If you pick up any running magazine these days, you’re bound to come across one of the latest trends: forefoot running. Several methods have been created around this concept, Chi Running, Pose Running and the Evolution Method to name the more popular incarnations. Although slightly different in their methodology, the basic concept is the same, namely that when running you strike with the forefoot instead of the more conventional heel strike.
Many supporters claim that is method is the best method for running, saying that it has less injuries and is more efficient. I think we should look at these claims.
1. Ok, so forefoot strike running is supposed to be the best. Logic would then tell us that the majority of elite runners would use this method, correct? Research done at Sapporro International Half Marathon found that of 283 runners, 75% did a heel strike, roughly 25% had a mid-foot strike and roughly 1 % (4 out of 283 runners) did a forefoot strike. None of the forefoot strikers were in the top 4 positions. Do all those elite runners have it wrong? Hmmm… makes you wonder, doesn’t it?
2. Many proponents of forefoot running claim that there are less injuries with their method. Let’s be clear on this, THERE IS ABSOLUTELY NO RESEARCH THAT SHOWS FOREFOOT RUNNING TO HAVE LESS INJURIES. End of discussion. If anything, I see an increase in difficult-to-treat forefoot joint problems in forefoot runners in my chiropractic clinic in Nanaimo.
3. Let’s look at how you naturally run. If I asked you to sprint across the parking lot, you’d run on your forefoot. If I asked you to run to the neighbouring town, you’d run with a heel strike. What makes us think we can improve on what our bodies naturally want to do? Yes, there is some research that says that barefoot runners tend to run more on their mid or forefoot, but barefoot running is a whole other discussion (perhaps a future blog post).
4. Finally, let’s look at anatomy.
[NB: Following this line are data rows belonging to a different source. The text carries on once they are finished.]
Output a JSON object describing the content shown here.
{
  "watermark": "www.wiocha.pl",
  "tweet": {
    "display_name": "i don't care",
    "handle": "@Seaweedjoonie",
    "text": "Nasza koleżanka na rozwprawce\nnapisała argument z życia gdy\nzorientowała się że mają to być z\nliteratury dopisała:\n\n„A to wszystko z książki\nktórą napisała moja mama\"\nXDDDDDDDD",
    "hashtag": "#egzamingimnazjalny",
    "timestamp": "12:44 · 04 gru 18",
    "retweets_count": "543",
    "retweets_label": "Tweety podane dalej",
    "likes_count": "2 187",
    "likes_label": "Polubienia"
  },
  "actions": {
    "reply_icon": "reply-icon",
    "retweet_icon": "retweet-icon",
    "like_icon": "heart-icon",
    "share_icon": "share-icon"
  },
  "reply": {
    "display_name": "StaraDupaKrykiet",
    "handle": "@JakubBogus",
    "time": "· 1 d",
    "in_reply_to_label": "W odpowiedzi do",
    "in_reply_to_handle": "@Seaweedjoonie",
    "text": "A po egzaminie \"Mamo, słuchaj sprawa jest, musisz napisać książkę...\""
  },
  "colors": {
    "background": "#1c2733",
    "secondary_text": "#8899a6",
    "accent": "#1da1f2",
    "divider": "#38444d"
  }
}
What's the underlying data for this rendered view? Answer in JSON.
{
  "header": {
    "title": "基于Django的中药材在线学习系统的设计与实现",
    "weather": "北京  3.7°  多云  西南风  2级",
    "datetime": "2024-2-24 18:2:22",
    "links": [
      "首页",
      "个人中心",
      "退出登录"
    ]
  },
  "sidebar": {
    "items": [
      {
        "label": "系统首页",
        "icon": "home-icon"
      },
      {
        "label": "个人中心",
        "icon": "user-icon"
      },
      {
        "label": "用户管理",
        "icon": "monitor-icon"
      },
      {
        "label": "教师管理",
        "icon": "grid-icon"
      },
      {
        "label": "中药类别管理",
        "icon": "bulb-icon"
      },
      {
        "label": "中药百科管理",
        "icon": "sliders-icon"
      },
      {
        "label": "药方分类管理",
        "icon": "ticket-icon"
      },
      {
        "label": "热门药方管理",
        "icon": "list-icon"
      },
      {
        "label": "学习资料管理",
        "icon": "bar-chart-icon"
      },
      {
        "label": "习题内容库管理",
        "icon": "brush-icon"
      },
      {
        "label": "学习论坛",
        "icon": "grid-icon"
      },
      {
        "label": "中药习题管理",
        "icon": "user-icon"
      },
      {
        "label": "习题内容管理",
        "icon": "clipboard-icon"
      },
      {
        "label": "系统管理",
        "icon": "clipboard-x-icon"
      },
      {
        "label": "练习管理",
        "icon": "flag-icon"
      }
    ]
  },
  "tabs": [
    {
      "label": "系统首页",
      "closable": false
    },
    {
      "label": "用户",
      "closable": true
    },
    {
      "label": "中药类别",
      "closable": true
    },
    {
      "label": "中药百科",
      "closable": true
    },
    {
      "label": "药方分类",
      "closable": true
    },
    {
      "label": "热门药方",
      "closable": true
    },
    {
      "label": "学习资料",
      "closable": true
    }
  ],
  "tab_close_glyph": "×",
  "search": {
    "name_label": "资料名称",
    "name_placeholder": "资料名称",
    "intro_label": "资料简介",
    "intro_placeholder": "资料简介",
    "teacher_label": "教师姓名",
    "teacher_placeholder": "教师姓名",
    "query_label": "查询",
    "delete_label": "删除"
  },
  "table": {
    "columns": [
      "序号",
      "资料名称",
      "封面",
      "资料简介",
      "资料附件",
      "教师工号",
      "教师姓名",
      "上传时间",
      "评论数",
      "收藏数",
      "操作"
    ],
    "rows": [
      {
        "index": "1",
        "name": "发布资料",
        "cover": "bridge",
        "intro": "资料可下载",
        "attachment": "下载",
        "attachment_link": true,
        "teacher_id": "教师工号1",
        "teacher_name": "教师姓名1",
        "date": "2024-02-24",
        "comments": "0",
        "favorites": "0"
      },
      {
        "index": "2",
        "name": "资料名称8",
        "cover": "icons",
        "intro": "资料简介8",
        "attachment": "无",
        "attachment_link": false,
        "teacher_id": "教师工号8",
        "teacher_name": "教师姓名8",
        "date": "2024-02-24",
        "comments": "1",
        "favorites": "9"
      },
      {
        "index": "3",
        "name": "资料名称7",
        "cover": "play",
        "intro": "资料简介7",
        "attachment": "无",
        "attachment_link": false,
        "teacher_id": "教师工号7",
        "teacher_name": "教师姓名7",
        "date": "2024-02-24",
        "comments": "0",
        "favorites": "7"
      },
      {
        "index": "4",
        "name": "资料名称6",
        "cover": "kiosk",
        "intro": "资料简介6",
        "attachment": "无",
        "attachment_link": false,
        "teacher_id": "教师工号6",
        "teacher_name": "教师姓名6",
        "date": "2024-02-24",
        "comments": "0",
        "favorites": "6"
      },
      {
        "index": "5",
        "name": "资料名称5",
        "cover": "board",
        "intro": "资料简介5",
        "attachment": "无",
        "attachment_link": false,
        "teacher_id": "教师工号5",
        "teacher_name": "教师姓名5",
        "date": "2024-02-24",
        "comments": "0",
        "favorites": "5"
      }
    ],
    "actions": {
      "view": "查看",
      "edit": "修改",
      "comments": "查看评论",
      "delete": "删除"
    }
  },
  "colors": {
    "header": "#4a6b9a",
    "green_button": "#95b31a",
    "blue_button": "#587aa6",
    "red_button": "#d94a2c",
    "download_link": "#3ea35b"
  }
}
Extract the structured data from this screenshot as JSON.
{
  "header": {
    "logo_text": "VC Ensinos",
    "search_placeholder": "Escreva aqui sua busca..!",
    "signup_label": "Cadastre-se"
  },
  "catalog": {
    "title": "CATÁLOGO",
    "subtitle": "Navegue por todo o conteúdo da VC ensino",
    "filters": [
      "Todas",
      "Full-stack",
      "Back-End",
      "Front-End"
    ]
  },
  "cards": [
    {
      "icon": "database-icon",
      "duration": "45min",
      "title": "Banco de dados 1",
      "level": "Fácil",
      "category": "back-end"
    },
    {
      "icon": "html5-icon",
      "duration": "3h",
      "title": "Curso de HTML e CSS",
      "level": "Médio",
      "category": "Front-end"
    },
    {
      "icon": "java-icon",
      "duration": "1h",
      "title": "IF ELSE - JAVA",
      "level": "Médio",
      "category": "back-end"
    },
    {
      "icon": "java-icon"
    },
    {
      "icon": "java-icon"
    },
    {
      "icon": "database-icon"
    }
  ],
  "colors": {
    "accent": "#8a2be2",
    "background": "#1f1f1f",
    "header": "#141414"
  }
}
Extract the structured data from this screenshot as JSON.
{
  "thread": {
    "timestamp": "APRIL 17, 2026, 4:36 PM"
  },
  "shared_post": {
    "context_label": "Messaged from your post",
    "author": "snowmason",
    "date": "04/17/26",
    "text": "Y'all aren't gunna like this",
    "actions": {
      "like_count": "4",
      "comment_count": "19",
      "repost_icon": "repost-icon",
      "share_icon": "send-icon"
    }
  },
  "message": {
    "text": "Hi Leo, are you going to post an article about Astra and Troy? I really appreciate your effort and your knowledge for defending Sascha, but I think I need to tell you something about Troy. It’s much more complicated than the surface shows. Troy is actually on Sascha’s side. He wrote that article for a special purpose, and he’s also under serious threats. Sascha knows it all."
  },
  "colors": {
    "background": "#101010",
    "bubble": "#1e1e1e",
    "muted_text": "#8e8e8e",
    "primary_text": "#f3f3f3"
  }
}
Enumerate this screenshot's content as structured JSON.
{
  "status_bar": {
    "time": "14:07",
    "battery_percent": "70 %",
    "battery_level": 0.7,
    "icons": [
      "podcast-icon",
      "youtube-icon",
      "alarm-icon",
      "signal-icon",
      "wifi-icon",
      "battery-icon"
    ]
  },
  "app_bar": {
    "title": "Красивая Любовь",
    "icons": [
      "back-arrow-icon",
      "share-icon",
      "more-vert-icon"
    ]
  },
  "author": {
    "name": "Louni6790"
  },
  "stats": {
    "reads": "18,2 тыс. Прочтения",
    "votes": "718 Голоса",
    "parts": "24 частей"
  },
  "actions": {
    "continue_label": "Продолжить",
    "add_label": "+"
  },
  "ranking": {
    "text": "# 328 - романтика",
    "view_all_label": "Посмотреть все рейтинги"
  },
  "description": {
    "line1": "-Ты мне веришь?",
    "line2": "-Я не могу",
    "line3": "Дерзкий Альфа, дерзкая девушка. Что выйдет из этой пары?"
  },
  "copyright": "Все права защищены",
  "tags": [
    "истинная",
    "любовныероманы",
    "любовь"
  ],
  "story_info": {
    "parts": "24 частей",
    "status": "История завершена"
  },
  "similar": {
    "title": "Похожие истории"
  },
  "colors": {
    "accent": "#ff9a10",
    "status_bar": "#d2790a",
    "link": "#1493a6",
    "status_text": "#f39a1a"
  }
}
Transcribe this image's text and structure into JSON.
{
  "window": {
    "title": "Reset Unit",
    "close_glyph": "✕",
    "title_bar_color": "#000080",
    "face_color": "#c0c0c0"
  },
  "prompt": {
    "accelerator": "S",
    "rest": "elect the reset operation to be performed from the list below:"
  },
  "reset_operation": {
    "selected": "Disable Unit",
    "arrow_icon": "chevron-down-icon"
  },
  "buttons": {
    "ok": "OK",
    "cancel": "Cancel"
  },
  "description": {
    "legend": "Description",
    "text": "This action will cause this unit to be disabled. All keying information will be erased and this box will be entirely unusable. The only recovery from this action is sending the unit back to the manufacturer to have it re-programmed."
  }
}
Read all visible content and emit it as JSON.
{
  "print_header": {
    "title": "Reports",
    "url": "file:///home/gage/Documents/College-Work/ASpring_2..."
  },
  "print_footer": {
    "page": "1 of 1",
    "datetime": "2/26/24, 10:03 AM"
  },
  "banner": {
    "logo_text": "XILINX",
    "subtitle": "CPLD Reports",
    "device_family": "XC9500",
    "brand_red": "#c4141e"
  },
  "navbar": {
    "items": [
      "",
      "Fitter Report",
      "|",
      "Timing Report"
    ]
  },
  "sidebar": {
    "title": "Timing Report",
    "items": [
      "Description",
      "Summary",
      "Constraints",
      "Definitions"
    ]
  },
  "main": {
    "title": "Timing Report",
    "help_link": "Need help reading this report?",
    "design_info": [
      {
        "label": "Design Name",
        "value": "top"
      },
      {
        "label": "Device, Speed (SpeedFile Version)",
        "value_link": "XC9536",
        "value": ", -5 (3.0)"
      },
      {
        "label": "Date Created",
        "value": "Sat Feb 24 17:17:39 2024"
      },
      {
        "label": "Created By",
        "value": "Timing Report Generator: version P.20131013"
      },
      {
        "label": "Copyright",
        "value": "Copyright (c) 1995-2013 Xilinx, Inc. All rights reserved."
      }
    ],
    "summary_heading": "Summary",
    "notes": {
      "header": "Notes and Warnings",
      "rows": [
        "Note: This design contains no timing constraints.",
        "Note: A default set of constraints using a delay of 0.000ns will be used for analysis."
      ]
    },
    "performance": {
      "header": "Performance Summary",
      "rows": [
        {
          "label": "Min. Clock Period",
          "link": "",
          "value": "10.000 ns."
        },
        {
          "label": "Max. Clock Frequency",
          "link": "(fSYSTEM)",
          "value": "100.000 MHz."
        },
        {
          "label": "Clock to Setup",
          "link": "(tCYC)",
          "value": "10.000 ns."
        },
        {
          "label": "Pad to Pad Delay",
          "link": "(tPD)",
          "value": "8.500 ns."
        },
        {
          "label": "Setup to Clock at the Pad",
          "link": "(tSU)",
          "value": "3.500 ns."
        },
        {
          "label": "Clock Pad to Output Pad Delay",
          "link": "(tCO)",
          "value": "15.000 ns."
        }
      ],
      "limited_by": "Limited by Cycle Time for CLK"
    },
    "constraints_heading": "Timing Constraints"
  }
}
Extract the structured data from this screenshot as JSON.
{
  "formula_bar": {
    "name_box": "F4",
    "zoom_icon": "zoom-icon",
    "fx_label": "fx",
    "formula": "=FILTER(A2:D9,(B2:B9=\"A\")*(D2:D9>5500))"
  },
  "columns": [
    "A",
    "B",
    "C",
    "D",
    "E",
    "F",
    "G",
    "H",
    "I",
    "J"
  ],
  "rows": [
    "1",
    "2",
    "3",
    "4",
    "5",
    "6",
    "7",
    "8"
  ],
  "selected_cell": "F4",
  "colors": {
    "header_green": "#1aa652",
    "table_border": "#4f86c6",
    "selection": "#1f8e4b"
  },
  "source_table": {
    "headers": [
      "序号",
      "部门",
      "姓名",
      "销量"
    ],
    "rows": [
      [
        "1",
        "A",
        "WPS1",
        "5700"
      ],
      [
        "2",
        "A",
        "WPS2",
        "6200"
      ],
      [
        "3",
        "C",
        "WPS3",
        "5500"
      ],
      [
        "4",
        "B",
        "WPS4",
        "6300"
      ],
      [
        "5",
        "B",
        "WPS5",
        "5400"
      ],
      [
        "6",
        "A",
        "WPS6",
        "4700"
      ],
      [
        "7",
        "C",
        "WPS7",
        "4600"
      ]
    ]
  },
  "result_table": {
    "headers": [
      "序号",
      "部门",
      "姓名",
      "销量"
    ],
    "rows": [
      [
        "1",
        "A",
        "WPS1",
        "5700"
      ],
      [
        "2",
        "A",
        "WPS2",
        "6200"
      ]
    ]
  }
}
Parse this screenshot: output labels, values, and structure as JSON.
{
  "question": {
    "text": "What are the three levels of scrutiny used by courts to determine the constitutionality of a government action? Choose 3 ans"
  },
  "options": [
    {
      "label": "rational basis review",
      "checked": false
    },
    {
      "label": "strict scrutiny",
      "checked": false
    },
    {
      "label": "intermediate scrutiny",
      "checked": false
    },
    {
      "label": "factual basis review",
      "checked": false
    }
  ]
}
There are a series of bones in the ankle. The bones at would absorb impact with a heel strike (the talus and calcaneous) are big and dense. Those that absorb impact with forefoot running (the cuboid and cuneiforms) are much smaller, roughly the size of an ice cube. Doesn’t it make sense that the larger stronger bones are the ones designed for impact?
Don’t follow the trend, follow your brain.
If forefoot running works for you, great, keep doing it. If you’re thinking about changing your running style, think long and hard. Those promises of faster times and less injuries may be unfulfilled. Let’s not try to re-invent running. I know this is a controversial topic. Leave a post below and let’s have a discussion. If you have a running injury, why not contact us at Pure Chiropractic, Nanaimo, 250-585-8866.
Dr. Jason Hare